As important as STEM professionals are, however, there’s one thing that many of them can do to make an even bigger impact: Become a mentor to young students. Young minds, especially those that are interested in pursuing a career in a STEM field, need nurturing, and the best people to do that are other professionals who can foster intellect and curiosity while also providing practical tips on getting a job and learning new skills.

If you’ve ever considered becoming a mentor, there’s no better time than now.

Become a STEM mentor

Becoming a Mentor – Where to Start

As with almost anything, the hardest part of becoming a mentor is probably figuring out how to get started. Where should an aspiring STEM mentor go to find pupils? Are there any organizations that can provide support? What’s the best place to find students who most need the help, and who are really committed to taking the lessons they learn and applying them to their lives?

On that front, we’ve got some good news: There are lots of organizations that are looking for STEM mentors to partner with students, and they are ready to do a lot of the heavy lifting in terms of getting the relationship between mentor and student off the ground.

Organizations like Global STEM Alliance, the Corporation for National & Community Service, and other similar groups are always looking for people willing to volunteer their time; even more opportunities are available through local universities, community colleges, high schools, and educational organizations. If you truly want to become a mentor, the opportunity is just a Google search or a phone call away.

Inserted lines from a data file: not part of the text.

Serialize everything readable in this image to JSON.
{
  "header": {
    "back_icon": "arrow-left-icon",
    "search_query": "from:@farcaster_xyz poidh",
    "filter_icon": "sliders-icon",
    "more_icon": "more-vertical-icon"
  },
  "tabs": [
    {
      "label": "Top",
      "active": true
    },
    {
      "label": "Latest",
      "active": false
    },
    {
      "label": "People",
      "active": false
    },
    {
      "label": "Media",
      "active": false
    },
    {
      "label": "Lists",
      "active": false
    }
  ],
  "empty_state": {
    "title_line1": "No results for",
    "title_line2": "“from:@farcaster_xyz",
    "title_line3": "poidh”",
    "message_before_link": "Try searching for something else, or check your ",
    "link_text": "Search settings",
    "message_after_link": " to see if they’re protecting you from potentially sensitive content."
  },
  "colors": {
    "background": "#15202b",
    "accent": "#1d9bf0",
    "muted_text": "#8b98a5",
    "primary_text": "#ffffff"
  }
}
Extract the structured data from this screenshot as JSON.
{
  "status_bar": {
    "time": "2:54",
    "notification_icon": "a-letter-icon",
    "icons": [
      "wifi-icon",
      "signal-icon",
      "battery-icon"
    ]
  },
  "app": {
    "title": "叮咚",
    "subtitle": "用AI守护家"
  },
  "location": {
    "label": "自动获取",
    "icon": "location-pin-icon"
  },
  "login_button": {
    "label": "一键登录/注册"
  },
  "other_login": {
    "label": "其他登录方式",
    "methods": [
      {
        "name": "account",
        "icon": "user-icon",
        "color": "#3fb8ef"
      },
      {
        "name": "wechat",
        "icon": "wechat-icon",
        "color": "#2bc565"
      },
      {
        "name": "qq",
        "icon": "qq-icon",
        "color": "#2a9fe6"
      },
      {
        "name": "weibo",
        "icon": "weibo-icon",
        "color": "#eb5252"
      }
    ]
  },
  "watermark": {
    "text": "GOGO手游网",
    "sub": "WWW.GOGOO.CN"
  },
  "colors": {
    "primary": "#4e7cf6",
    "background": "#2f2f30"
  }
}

I’ve Become a Mentor – Now What?

Congratulations—you’re now a STEM mentor! You’ve got a big task ahead of you. By taking a student under your wing, you’re assuming at least partial responsibility for their future success. Any good mentor takes that responsibility incredibly seriously, which is why so many worry about what exactly they’re supposed to do. While there’s no one objectively correct way to be a mentor—each student and each teacher are different, after all—here are some good starting points:

  • •   Listen: Mentoring is more than just talking while the student listens. If you ever had a bad teacher when you were in school, then you know just how quickly an uncommunicative or overly stubborn teacher can kill a student’s interest in learning. Listen when your student has something they need to say, and take their concerns seriously.
  • •   Care: Becoming a mentor means assuming responsibility for your student. That means putting in extra work when it’s needed and demonstrating a genuine interest in your student’s learning and progress.
  • •   Be Available: For many students, a mentor is more than just a teacher they get lessons from for a few hours every week. Your student may want to ask you advice on other things or need you to be a parental figure for them. If you’re not up to the task, then you might want to take the time to connect your student with a mentor who can provide them with the kind of attention they need.

STEM Mentors

A big part of teaching a STEM field is showing students how to record a proper laboratory notebook. Contact Scientific Notebook Company today at 800-537-3028 for more information on our notebooks and laboratory supplies.